I only had a little taste of it at the festival, which isn't the best way to test out a 5% ABV lager, but I definitely got a sense of central Europe from it. In particular it's the body and the sweetness, the big fluffy candyfloss roundness I associate most with Pilsner Urquell. The flavour has a golden syrup quality, more like Budvar, given a strong greenly bitter kick from the Tettnang hops. What did surprise me, however, was the colour: it's a clear bright gold, as best I could tell through the awful festival beaker. I'd have expected redder for a Vienna lager, and a touch of toffee in the flavour too, but that wasn't there either. No matter. It's a very nice pale lager and a sign that maybe there is something to this decoction business after all.

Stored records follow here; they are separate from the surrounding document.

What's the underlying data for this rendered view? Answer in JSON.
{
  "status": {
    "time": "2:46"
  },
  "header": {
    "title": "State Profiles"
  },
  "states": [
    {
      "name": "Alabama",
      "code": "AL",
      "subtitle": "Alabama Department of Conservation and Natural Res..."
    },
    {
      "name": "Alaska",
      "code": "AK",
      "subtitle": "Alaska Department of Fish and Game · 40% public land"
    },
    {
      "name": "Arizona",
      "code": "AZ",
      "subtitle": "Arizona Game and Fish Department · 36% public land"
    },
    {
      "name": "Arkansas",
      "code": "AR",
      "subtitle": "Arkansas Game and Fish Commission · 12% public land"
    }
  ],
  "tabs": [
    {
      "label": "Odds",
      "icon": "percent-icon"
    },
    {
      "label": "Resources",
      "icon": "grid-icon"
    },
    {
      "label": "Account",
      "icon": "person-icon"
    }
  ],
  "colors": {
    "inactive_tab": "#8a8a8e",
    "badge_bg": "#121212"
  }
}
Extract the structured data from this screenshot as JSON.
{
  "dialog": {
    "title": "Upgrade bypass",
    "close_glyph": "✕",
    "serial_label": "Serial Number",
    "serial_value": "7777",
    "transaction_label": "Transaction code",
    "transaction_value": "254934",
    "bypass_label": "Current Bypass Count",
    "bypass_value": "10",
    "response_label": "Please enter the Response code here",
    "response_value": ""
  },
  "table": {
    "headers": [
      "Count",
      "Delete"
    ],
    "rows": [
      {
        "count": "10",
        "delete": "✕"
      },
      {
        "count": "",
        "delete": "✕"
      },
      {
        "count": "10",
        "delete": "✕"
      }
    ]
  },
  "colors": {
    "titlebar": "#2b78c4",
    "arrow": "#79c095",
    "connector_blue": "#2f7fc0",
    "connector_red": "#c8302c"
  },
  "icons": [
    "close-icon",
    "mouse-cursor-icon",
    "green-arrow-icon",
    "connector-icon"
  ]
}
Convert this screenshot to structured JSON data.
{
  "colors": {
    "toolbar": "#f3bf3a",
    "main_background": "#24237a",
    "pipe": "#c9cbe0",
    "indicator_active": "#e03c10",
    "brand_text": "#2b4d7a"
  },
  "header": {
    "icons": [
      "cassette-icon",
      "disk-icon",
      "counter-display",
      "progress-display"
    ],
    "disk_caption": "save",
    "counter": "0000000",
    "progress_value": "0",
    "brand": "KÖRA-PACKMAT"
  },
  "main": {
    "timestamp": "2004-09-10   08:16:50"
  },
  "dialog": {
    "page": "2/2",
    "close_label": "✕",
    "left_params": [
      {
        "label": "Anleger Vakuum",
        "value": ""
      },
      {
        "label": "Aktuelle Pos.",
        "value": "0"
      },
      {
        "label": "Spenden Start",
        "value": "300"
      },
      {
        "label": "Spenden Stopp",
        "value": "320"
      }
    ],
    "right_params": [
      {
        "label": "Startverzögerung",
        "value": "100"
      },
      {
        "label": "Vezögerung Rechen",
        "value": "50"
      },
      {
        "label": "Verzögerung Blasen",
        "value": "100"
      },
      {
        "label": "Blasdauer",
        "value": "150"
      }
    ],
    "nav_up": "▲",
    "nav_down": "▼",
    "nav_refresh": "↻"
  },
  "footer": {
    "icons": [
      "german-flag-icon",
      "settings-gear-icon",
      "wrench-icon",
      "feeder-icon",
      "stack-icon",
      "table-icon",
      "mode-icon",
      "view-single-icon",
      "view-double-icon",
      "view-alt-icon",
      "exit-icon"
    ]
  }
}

That was one of a number of new releases from Boyne Brewhouse at Alltech. Up until now, in 17 months of operation, they've only been brewing their core range under their own brand. Now those three have been rebadged, with the names Born In A Day, Long Arm and Pagan's Pillar consigned to the same retirement home as the McGargle family. Born In A Day, now "Boyne Brewhouse Pale Ale", has been reformulated somewhat to be smoother and less bitter. And joining them we had...
Boyne Brewhouse Imperial Stout, available in a number of barrel-aged iterations. I only had a taste of the raw oak one, the barrel presumably a bonus from the company's nascent whiskey-making project. It's 10.8% ABV and very much down-the-line for the style, lots of sticky brown sugar and a serious grown-up bitterness to balance. There were no madly loud oaky flavours, indeed it tasted less oaky than many a bourbon-aged stout I've met, but there was vanilla: balanced, well-behaved vanilla. I'm sure this stout is a great base for all sorts of projects but it works just as well by itself.
I mentioned the brewery's IPA yesterday, leaving just Boyne Brewhouse Saison as the other new one I got to try. No surprises that it's a bang-on, true-to-style iteration of saison, though in the stronger sub-bracket, despite a modest 5% ABV. What I mean is it's big on fruit, with the classic strong-saison melon rind and concentrated peach nectar. There's a definite alcohol heat to all this which makes it a bit tougher to drink than I'd like and which isn't properly held in check by the bitter hop bite or white pepper spicing. It does all the things saison is meant to but I'd prefer if it did them more quietly.
Boyne Brewhouse wasn't the only brewery with new beers to show off at the festival. Tomorrow I'll have a look at some from the other bars, plus some brand new brewers as well.
Westvleteren 12 - *Origin: Belgium | Date: 2012 | ABV: 10.2% | On The Beer Nut: December 2007* This bottle of Westvleteren 12 was not captured in the wild, acquired instead ...
6 days ago